App and web page records
● ● ● ●
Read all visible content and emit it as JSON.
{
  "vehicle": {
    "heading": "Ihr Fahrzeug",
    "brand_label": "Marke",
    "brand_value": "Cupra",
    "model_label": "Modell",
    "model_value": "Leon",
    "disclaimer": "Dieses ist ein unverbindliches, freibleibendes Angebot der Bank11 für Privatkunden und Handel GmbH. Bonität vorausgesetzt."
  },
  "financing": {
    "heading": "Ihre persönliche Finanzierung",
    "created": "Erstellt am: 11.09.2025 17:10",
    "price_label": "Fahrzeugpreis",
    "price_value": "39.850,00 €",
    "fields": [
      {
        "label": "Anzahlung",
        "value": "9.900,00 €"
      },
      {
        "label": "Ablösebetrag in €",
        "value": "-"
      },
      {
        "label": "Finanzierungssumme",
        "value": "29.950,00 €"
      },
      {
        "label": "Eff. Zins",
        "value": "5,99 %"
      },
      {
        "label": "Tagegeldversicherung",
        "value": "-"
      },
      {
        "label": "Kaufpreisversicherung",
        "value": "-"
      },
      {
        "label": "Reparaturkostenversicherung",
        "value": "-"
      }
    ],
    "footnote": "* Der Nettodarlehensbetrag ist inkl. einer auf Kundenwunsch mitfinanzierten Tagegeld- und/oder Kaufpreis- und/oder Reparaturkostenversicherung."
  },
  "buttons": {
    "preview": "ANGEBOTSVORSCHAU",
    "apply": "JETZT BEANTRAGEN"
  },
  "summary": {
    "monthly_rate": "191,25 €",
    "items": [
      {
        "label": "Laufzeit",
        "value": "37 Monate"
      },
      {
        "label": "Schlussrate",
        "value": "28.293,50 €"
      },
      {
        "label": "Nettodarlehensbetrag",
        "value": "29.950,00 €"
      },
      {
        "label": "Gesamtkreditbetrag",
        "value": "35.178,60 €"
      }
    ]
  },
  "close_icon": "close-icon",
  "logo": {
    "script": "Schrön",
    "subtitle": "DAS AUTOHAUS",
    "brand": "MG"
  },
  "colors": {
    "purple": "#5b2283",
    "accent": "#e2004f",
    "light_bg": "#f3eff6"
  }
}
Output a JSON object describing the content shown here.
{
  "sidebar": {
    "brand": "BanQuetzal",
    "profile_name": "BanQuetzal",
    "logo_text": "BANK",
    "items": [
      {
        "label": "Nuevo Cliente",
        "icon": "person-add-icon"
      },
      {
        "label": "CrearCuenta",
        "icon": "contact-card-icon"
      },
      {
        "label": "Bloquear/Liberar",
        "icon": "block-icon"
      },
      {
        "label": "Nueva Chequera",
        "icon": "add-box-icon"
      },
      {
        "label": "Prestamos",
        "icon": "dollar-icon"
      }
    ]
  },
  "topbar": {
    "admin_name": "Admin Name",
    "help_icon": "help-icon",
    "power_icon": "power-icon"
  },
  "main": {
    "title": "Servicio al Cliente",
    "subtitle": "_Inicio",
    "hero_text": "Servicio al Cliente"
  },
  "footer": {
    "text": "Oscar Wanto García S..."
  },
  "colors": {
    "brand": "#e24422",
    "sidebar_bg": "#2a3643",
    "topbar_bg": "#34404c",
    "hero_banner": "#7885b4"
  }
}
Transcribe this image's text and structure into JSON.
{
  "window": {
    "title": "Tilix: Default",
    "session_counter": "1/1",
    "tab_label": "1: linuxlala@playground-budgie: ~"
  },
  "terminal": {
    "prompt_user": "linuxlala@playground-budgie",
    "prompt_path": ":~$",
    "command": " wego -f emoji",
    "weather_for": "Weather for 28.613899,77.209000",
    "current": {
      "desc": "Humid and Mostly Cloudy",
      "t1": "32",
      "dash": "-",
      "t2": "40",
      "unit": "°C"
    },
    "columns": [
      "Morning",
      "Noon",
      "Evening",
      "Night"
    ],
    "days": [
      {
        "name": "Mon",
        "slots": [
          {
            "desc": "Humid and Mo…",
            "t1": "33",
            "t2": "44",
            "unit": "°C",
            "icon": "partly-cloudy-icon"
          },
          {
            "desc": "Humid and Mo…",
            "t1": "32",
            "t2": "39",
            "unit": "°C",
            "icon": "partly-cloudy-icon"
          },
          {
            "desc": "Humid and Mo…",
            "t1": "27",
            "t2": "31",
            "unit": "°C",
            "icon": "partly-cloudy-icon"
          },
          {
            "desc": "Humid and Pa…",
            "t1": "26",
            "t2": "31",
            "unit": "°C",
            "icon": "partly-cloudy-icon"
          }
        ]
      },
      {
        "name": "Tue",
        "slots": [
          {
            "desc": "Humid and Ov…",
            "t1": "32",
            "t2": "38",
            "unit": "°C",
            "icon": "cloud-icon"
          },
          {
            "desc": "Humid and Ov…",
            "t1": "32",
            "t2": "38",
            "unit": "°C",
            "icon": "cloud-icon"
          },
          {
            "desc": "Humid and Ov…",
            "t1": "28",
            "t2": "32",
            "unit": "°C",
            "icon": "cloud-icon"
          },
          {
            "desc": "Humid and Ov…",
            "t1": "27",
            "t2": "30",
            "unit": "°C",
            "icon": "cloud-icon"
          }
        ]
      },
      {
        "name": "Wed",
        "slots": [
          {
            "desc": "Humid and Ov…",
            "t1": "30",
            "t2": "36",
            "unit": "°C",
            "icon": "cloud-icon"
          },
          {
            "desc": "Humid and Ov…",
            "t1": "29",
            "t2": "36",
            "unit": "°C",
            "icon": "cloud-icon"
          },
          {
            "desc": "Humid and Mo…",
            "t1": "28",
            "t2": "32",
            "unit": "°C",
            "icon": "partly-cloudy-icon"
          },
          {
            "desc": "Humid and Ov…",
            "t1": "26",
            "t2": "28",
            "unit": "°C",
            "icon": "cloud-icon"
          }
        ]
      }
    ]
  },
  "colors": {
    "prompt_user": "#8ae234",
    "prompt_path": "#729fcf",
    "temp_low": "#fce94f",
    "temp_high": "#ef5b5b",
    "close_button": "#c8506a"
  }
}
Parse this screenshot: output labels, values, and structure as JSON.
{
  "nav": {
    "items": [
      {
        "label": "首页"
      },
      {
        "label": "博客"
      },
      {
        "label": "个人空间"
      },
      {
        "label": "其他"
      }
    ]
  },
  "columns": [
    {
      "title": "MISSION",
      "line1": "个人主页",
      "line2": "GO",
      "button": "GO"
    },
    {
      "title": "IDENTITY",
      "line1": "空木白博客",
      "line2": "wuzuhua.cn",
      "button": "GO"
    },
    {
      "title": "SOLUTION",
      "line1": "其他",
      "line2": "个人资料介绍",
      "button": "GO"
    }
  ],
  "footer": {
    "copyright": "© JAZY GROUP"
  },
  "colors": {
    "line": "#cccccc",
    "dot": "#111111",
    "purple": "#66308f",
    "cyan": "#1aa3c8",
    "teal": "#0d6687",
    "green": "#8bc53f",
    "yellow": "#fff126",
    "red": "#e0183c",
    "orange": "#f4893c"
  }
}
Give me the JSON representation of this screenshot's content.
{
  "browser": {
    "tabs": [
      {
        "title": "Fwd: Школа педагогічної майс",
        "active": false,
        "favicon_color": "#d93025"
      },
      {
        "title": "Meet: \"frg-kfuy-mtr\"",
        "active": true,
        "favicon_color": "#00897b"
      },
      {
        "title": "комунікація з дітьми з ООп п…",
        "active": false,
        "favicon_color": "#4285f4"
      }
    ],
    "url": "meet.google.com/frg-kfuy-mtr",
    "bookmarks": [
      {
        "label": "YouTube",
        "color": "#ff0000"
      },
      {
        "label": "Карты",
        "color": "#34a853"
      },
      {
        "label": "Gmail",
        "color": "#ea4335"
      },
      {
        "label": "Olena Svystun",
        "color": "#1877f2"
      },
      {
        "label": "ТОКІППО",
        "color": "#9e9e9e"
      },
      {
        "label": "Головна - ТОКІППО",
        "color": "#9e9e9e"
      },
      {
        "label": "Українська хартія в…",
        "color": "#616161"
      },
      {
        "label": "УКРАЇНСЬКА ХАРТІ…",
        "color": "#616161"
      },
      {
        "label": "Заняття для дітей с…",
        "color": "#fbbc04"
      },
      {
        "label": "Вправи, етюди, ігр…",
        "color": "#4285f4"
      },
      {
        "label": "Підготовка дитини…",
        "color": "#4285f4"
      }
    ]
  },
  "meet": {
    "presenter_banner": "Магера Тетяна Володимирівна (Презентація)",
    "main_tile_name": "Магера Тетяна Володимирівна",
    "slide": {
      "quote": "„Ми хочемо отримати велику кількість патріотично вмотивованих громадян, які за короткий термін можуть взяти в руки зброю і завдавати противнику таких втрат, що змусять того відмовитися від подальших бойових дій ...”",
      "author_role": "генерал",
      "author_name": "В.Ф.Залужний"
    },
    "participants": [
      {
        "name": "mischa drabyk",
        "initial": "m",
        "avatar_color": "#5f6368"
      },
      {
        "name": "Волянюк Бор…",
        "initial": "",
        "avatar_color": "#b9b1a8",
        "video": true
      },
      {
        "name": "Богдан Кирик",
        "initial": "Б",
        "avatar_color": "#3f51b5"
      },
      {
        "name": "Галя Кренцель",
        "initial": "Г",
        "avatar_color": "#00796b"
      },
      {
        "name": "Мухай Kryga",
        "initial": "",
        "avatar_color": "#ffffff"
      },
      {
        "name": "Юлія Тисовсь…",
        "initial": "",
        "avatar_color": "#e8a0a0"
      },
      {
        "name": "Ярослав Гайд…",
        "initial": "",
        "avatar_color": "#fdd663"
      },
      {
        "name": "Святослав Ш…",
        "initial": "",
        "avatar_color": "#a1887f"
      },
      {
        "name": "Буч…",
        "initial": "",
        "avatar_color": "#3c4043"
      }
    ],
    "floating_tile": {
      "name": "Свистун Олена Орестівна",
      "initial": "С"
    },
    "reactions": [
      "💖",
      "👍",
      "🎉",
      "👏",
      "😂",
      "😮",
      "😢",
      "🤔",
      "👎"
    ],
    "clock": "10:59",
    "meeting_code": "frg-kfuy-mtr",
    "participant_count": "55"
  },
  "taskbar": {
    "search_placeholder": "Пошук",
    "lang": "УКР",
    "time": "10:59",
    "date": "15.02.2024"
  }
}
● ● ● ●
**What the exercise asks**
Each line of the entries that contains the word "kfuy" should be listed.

**Exercise output**
        "title": "Meet: \"frg-kfuy-mtr\"",
    "url": "meet.google.com/frg-kfuy-mtr",
    "meeting_code": "frg-kfuy-mtr",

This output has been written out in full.